**WHAT TO DO:** With the string "icon" as the filter, copy each matching line from the records.

**Items from an interface collection:**
⟨

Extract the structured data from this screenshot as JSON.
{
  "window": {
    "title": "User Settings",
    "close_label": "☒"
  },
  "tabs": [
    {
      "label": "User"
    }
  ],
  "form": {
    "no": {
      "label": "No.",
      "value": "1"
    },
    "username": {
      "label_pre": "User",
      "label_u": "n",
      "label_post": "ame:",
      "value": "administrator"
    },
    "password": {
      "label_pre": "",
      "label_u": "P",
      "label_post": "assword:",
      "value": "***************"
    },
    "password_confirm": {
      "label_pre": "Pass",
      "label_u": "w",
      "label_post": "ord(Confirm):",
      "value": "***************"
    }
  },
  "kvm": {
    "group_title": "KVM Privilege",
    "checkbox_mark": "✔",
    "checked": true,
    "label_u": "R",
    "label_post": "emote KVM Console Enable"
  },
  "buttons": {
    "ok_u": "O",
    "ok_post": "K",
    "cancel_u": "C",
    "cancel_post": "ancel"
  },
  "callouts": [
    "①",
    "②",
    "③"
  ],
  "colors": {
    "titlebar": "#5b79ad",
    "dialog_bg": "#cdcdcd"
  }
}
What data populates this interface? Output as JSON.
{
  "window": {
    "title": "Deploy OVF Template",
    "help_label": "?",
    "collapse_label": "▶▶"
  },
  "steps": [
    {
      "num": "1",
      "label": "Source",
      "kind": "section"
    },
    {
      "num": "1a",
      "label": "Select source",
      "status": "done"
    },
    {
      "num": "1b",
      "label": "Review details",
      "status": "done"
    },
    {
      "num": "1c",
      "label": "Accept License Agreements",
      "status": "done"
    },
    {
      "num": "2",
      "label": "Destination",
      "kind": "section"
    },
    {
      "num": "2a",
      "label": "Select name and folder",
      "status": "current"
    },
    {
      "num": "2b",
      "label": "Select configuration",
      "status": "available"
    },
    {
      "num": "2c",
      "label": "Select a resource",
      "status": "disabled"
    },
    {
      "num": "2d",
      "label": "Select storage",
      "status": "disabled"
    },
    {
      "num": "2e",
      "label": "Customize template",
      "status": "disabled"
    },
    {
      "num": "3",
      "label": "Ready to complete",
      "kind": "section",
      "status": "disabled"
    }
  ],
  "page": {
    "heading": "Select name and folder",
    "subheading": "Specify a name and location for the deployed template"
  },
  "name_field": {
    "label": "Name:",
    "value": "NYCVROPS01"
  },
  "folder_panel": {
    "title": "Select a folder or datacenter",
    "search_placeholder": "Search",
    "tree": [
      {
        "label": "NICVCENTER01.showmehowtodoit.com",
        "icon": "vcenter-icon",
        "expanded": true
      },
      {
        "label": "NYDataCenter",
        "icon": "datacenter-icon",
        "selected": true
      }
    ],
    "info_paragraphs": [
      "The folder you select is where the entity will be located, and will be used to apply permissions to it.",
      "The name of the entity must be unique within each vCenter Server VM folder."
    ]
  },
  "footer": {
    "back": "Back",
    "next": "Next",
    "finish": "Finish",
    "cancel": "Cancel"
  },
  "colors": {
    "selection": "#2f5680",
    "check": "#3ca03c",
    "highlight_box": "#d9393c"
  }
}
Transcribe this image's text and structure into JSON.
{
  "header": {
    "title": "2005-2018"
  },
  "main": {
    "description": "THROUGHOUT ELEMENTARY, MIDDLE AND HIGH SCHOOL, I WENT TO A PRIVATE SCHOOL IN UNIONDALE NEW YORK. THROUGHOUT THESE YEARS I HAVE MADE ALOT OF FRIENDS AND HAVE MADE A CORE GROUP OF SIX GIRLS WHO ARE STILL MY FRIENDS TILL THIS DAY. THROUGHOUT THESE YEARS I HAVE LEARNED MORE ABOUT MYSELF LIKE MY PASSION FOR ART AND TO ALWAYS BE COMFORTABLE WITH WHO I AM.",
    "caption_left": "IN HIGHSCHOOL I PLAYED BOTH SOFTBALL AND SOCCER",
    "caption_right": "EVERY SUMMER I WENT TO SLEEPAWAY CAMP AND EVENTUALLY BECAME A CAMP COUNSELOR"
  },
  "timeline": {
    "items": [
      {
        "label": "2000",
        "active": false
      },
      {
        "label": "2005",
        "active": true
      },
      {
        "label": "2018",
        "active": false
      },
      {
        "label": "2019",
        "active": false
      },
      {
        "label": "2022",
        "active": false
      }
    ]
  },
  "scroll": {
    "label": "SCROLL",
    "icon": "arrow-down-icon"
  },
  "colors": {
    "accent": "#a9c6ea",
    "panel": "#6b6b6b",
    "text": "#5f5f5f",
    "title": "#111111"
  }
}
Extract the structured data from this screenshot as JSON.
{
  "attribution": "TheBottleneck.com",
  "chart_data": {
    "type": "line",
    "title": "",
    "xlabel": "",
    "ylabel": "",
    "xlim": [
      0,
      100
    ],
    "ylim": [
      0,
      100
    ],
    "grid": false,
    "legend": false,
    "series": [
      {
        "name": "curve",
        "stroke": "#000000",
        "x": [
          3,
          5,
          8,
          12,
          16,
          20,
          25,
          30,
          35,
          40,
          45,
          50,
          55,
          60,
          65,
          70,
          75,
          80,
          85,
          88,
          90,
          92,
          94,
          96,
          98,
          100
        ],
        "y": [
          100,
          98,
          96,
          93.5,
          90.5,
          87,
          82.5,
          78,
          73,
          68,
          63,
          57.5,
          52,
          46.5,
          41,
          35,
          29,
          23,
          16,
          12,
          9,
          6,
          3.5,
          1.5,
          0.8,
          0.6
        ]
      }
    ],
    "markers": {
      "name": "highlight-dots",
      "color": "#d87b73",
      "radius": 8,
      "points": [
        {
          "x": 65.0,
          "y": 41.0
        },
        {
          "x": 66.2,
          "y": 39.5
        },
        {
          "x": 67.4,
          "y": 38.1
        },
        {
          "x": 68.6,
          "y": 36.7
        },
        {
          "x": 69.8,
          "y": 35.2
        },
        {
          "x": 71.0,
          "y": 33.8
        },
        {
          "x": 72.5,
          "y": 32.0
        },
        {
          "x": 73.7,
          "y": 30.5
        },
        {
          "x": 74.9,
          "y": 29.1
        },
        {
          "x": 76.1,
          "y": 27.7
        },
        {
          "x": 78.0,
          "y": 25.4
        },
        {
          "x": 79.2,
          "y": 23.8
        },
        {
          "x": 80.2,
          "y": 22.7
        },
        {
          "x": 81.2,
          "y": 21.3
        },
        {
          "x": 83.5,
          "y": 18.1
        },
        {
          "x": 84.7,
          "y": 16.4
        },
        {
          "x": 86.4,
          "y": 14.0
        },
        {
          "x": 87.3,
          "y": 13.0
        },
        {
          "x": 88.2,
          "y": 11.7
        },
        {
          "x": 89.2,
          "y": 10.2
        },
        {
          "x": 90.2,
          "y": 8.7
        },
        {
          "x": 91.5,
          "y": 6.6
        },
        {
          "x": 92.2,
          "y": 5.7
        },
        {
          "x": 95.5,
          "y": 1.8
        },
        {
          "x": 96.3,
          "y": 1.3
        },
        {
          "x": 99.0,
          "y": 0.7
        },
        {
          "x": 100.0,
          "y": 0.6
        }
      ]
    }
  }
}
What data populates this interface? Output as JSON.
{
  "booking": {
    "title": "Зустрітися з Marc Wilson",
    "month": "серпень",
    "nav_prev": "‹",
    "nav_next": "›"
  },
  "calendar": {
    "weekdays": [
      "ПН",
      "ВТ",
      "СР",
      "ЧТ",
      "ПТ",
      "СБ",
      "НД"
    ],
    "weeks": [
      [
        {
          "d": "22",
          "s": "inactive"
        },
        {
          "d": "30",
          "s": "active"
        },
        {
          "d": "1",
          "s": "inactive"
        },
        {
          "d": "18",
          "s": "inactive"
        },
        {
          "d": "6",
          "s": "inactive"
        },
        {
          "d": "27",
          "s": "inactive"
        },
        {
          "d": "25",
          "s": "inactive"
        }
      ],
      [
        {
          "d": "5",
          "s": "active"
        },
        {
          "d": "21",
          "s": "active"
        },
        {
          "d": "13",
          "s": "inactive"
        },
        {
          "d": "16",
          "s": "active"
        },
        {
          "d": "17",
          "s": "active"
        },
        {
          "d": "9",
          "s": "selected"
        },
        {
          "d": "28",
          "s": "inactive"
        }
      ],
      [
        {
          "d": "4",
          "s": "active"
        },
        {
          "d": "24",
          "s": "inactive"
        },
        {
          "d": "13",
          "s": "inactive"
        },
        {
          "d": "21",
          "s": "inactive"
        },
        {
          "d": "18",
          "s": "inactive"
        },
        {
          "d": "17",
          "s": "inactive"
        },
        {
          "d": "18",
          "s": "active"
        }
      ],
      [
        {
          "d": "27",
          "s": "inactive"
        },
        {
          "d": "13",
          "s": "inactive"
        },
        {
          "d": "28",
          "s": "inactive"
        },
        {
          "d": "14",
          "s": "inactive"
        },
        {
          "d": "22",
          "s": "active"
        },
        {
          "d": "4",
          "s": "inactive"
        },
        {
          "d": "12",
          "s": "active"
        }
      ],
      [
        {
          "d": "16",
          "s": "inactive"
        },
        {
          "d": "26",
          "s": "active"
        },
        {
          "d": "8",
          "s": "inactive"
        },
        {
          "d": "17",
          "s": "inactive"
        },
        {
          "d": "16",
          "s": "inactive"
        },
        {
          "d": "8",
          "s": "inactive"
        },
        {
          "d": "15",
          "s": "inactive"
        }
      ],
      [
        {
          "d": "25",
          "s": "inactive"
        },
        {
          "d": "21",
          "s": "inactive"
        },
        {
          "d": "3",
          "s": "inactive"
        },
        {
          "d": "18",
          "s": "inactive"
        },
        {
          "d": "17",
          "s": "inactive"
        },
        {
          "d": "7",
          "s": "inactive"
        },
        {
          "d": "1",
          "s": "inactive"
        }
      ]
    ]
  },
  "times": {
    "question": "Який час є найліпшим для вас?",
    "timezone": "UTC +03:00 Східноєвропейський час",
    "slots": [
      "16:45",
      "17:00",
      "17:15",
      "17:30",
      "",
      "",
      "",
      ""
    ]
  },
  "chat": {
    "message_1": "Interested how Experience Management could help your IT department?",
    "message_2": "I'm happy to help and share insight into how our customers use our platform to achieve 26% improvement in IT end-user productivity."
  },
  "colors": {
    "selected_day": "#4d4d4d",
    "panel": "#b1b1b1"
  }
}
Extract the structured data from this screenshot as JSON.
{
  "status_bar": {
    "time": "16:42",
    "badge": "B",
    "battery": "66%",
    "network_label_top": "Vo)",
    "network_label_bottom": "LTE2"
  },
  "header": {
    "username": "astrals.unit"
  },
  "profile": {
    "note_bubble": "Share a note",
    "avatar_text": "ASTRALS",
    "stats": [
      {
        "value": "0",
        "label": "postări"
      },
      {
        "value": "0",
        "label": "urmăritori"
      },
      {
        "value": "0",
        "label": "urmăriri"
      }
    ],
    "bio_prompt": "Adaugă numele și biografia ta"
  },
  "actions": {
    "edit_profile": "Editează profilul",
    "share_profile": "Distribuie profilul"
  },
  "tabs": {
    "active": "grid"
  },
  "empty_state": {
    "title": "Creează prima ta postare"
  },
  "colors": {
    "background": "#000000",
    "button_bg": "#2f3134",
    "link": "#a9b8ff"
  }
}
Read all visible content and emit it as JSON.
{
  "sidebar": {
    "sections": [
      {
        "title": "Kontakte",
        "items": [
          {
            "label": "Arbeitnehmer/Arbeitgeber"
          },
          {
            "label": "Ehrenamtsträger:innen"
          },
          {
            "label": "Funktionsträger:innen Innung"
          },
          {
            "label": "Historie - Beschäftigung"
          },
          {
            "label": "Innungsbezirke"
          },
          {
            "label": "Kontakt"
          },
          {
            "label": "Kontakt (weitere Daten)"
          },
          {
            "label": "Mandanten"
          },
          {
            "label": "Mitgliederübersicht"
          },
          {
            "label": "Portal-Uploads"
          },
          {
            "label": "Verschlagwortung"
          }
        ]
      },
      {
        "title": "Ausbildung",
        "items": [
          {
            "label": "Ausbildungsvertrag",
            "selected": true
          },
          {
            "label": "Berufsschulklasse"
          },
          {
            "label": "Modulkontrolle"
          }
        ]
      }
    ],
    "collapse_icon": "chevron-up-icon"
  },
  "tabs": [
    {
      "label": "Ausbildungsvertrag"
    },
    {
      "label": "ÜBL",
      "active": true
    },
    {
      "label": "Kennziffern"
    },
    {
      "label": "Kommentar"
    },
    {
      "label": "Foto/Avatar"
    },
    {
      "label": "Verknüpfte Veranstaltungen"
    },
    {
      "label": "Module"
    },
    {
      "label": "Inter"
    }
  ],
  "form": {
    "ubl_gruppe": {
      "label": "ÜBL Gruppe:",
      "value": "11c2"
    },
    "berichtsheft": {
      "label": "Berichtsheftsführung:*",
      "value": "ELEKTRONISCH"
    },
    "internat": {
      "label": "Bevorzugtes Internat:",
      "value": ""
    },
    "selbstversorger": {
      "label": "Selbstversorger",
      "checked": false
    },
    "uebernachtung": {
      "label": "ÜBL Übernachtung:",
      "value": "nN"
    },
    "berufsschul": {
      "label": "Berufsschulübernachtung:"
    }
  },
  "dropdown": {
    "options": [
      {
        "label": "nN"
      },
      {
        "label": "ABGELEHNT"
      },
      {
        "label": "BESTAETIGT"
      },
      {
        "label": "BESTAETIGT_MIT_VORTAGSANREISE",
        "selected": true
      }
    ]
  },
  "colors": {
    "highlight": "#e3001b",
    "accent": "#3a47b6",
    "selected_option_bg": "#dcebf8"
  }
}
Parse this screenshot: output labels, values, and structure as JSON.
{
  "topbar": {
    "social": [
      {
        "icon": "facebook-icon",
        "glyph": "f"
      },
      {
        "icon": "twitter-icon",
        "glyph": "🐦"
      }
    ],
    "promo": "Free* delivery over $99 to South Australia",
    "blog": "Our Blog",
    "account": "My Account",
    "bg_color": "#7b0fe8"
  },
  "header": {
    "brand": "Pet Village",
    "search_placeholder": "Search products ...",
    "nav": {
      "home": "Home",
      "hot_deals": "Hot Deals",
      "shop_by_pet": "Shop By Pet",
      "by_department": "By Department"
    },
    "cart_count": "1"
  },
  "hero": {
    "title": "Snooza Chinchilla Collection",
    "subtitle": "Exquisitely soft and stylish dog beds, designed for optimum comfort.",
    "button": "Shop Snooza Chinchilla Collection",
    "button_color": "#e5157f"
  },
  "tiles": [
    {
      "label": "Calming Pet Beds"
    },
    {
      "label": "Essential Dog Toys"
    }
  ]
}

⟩

**RESPONSE FOR THIS EXERCISE:**
        "icon": "vcenter-icon",
        "icon": "datacenter-icon",
    "icon": "arrow-down-icon"
    "collapse_icon": "chevron-up-icon"
        "icon": "facebook-icon",
        "icon": "twitter-icon",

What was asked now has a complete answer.